# Exercise objective
Look for "true" in the records and copy every line that has it.

# Items from an interface collection
+++++

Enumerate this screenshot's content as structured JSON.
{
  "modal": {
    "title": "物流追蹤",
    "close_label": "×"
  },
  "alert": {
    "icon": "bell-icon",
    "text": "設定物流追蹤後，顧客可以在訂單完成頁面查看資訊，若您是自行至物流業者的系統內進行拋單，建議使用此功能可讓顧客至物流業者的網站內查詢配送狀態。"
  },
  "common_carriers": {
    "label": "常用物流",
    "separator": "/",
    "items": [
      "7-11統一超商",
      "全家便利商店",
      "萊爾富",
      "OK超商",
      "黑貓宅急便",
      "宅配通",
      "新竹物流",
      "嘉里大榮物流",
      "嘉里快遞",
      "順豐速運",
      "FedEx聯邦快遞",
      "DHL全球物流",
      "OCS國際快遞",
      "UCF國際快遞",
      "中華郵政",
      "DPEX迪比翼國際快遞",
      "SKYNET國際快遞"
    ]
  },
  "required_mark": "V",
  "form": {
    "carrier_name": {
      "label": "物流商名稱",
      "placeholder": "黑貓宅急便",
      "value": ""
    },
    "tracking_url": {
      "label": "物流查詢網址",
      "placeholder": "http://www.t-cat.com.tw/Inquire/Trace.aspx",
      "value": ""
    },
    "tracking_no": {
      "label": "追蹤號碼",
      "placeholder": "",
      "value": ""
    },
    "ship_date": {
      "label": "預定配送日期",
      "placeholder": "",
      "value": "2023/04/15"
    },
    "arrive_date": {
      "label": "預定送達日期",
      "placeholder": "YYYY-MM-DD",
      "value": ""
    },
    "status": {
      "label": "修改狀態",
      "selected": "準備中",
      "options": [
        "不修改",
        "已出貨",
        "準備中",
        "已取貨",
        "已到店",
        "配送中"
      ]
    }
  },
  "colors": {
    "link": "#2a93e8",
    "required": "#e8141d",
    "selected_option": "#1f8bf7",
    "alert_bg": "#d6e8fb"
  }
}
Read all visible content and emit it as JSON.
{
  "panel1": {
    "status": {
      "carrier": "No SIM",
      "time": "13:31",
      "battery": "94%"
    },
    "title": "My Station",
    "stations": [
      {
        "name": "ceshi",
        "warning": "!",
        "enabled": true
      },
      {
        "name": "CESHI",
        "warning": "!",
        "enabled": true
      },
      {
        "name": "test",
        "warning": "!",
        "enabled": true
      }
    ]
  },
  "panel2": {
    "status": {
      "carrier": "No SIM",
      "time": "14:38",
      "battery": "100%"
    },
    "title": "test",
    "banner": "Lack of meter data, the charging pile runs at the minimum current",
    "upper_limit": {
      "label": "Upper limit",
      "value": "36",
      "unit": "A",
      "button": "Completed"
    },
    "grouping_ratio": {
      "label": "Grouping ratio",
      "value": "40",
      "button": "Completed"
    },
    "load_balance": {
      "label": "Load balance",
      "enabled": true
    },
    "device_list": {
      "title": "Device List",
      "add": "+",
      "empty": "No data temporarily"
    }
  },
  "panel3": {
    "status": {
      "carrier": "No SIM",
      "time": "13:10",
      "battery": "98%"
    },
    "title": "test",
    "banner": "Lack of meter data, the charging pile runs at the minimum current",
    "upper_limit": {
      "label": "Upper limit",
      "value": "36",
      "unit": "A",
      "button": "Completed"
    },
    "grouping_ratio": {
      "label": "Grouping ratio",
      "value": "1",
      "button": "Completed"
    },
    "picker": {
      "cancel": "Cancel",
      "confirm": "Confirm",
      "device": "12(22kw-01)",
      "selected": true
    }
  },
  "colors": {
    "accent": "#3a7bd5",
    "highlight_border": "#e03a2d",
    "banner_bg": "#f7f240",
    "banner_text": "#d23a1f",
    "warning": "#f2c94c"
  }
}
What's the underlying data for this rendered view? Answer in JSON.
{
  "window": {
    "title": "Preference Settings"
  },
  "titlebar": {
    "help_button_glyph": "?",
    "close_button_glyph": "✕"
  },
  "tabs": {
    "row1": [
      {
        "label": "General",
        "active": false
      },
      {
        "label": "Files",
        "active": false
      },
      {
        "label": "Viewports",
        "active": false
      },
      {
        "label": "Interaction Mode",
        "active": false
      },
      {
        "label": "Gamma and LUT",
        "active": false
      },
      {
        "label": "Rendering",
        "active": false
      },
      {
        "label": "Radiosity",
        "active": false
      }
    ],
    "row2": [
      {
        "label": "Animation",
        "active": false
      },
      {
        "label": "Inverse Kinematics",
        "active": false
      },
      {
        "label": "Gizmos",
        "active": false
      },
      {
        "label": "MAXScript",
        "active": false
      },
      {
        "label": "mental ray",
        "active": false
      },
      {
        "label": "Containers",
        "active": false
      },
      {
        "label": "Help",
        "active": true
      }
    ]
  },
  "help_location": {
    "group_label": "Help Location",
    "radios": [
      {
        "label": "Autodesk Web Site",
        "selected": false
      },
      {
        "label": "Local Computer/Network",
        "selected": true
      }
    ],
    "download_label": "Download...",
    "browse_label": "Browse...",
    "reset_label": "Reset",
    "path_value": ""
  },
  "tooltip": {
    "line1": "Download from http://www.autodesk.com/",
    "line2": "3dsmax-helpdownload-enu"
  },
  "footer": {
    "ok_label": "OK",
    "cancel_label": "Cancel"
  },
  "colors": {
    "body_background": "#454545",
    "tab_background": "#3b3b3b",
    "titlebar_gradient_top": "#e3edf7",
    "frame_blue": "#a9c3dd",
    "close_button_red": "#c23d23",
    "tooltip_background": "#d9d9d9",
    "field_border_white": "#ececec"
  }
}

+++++

# Task response
        "enabled": true
        "enabled": true
        "enabled": true
      "enabled": true
      "selected": true
        "active": true
        "selected": true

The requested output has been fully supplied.